Natural gas futures worked lower following an inventory report that curiously showed an increase in working gas storage that was somewhat less than what traders were anticipating.

For the week ended June 12, the Energy Information Administration reported an injection of 89 Bcf in its 10:30 a.m. EDT release. July futures rose to a high of $2.882 after the number was released and by 10:45 a.m. July was trading at $2.834, down 2.1 cents from Wednesday's settlement.

Prior to the release of the data, analysts were looking for an increase closer to 93 Bcf. Bentek Energy had calculated an 89 Bcf increase, but IAF advisors was looking for a build of 93 Bcf. A Reuters poll of 25 traders and analysts showed an average 93 Bcf with a range of a 85-104 Bcf injection. The 89 Bcf build came in well below the 112 Bcf that was injected for the week one year ago.

"It looks like the market doesn't have much incentive to the upside," a New York floor trader told NGI. "I think there are a lot of cautious bulls in here and as long as the market holds $2.81, those bulls will remain in the market.'

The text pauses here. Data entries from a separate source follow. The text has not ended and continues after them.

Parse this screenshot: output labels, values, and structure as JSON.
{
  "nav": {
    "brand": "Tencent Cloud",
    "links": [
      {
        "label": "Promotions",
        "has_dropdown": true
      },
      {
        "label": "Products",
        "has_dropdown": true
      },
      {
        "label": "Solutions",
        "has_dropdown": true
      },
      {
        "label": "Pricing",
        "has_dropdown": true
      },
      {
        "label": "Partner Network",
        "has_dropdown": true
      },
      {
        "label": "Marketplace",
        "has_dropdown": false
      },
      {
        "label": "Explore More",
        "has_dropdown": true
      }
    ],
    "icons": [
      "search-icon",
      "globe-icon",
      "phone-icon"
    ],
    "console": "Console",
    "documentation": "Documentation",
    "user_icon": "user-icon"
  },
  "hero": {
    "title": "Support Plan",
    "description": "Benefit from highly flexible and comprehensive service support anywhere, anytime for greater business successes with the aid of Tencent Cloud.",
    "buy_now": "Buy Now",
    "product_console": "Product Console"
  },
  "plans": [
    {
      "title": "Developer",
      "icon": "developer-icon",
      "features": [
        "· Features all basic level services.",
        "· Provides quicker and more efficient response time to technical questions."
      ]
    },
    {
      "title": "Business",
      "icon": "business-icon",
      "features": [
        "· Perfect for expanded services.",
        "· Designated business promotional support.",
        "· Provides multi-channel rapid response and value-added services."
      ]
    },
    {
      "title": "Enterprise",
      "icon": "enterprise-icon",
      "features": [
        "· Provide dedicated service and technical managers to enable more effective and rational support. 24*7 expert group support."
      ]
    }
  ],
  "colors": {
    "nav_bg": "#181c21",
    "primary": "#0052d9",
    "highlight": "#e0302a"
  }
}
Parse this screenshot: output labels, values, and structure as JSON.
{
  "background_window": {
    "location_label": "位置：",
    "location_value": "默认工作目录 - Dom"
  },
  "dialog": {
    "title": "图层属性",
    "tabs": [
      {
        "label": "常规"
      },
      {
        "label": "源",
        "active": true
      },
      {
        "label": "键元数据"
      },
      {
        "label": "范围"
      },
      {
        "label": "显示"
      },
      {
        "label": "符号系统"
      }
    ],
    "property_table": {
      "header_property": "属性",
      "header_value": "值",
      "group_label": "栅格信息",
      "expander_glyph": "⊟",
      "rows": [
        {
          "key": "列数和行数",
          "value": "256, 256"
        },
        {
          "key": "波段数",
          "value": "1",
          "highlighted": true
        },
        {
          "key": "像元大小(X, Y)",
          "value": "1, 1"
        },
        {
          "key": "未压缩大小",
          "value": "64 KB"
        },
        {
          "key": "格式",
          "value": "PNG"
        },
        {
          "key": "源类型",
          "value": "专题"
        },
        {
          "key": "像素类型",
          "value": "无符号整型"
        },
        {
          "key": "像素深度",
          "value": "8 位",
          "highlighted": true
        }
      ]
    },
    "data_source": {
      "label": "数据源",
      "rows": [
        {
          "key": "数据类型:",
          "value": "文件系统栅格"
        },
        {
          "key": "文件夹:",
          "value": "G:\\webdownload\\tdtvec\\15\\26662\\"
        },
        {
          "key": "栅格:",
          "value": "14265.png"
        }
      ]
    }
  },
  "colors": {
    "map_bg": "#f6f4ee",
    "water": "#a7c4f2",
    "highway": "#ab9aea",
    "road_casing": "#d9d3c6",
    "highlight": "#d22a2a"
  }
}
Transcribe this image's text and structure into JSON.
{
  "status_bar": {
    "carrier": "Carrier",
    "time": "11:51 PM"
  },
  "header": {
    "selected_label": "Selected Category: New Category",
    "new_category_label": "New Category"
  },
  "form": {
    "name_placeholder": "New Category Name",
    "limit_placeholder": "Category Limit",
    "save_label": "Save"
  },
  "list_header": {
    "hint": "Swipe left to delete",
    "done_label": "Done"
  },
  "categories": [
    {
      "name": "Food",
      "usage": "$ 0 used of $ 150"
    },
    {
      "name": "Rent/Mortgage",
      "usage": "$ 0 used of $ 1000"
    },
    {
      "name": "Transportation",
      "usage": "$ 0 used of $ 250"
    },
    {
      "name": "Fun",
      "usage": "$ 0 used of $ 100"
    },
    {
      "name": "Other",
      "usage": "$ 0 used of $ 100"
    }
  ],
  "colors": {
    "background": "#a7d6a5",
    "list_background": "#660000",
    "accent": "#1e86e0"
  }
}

Tim Evans of Citi Futures Perspective sees the report imparting a bullish tone to the market going forward. "The 89 Bcf in net injections for last week was less than the consensus expectation and only marginally above the 86 Bcf five-year average for the week ended June 12. This implies a somewhat larger jump in summer air-conditioning demand than the week-to-week change in temperatures suggested. This tightening of the background supply/demand balance suggests smaller injections going forward as well."

Inventories now stand at 2,433 Bcf and are 730 Bcf greater than last year and 46 Bcf greater than the five-year average. In the East Region 59 Bcf was injected, and the West Region saw inventories increase by 8 Bcf. Stocks in the Producing Region grew by 22 Bcf.

The Producing Region salt cavern storage figure was up by 4 Bcf to 295 Bcf, while the non-salt cavern figure increased 18 Bcf to 708 Bcf.